↓

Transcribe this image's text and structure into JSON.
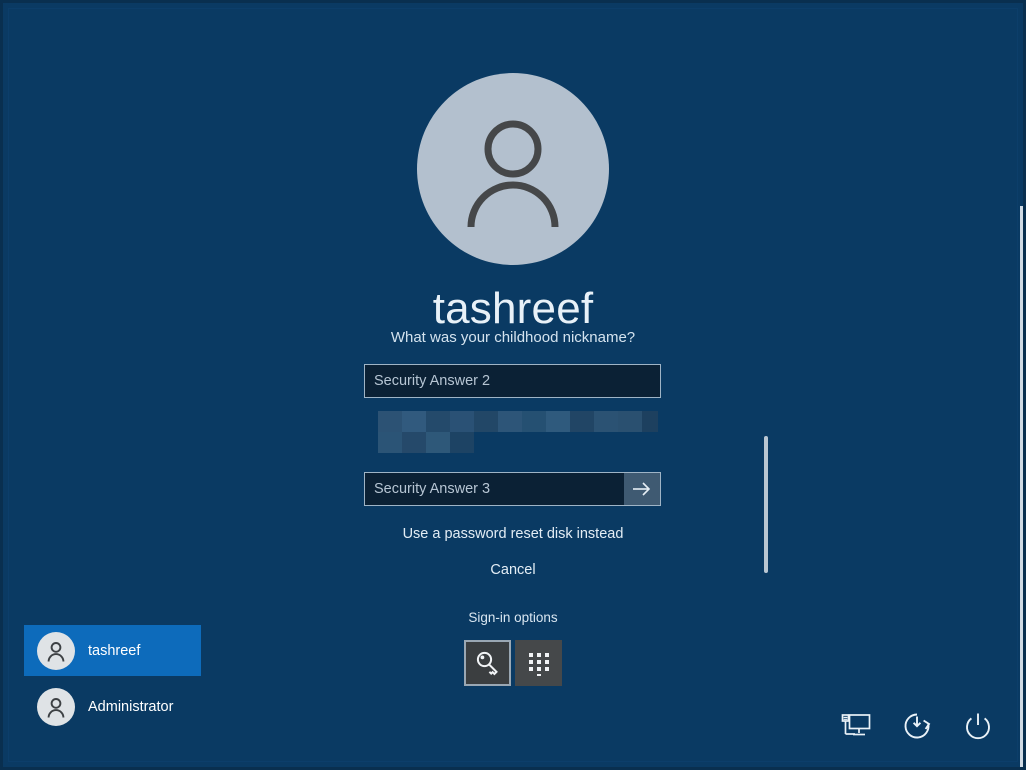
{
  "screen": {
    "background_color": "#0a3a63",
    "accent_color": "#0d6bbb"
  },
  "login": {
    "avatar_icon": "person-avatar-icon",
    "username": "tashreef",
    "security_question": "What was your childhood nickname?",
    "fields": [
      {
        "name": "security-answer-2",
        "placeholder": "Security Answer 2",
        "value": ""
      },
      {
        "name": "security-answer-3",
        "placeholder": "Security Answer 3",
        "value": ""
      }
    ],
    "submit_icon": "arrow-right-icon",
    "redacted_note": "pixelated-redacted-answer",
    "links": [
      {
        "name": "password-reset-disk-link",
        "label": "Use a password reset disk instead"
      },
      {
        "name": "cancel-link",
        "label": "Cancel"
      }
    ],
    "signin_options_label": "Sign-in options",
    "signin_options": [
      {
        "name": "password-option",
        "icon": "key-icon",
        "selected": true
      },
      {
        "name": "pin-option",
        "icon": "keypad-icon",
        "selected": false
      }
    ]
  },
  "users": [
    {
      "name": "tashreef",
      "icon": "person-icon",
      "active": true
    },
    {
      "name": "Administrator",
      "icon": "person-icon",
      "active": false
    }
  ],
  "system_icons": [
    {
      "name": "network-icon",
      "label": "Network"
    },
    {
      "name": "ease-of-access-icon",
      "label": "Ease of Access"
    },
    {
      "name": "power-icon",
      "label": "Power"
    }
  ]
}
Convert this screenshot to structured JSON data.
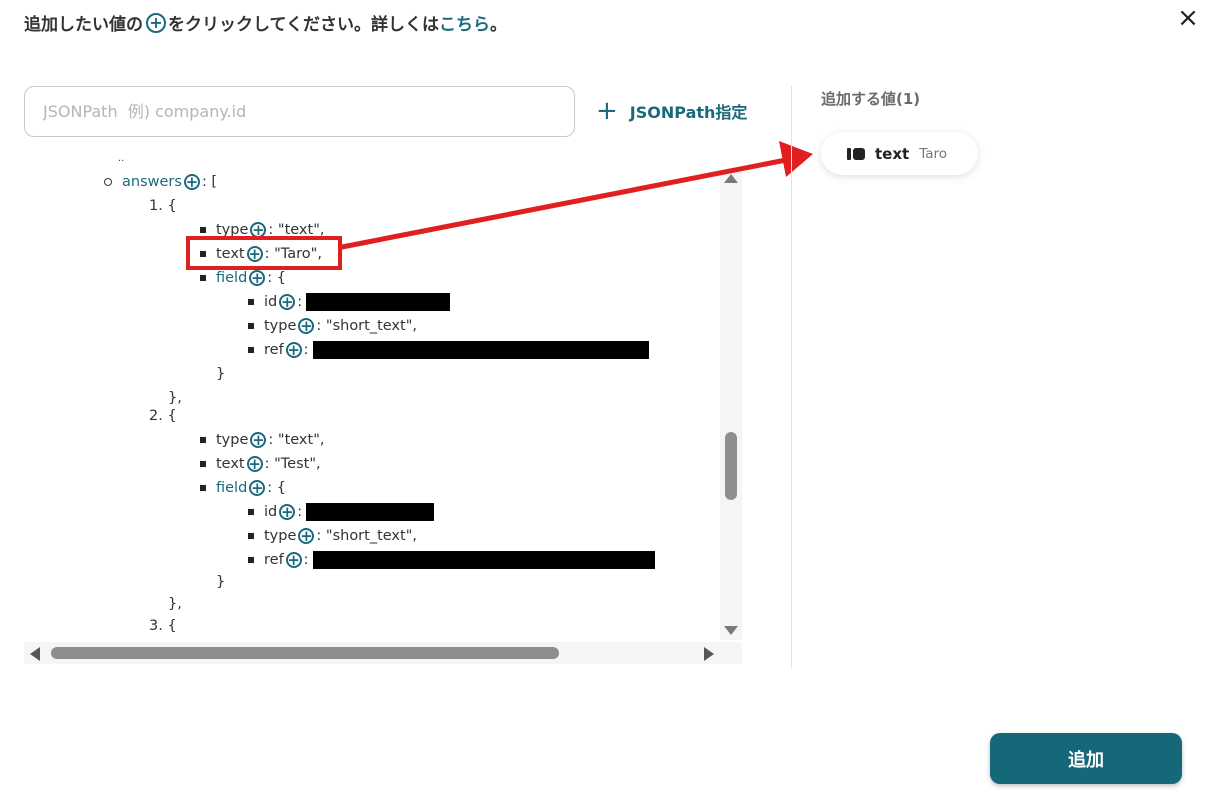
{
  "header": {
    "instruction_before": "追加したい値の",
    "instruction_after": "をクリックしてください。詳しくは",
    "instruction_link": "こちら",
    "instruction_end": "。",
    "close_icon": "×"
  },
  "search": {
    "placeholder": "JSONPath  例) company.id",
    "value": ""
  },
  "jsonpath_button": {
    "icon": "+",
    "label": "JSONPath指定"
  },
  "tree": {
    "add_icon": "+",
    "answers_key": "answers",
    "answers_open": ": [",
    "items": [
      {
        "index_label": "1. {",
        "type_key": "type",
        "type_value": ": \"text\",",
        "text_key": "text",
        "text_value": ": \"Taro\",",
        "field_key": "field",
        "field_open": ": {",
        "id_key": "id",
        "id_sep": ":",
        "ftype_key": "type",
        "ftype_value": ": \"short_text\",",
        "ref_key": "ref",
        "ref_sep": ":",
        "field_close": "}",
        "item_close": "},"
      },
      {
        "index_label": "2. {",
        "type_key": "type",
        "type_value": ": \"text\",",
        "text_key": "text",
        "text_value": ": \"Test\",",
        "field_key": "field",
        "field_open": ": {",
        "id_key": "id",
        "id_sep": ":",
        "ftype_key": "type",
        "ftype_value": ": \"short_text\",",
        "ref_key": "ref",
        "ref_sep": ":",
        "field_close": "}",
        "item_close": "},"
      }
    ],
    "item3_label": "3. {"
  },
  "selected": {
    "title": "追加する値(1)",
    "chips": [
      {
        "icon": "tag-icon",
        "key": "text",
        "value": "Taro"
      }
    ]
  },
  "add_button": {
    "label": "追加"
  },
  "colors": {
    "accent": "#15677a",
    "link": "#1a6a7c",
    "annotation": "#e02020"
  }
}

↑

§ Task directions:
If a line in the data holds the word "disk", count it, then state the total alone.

§ Result of this exercise:
2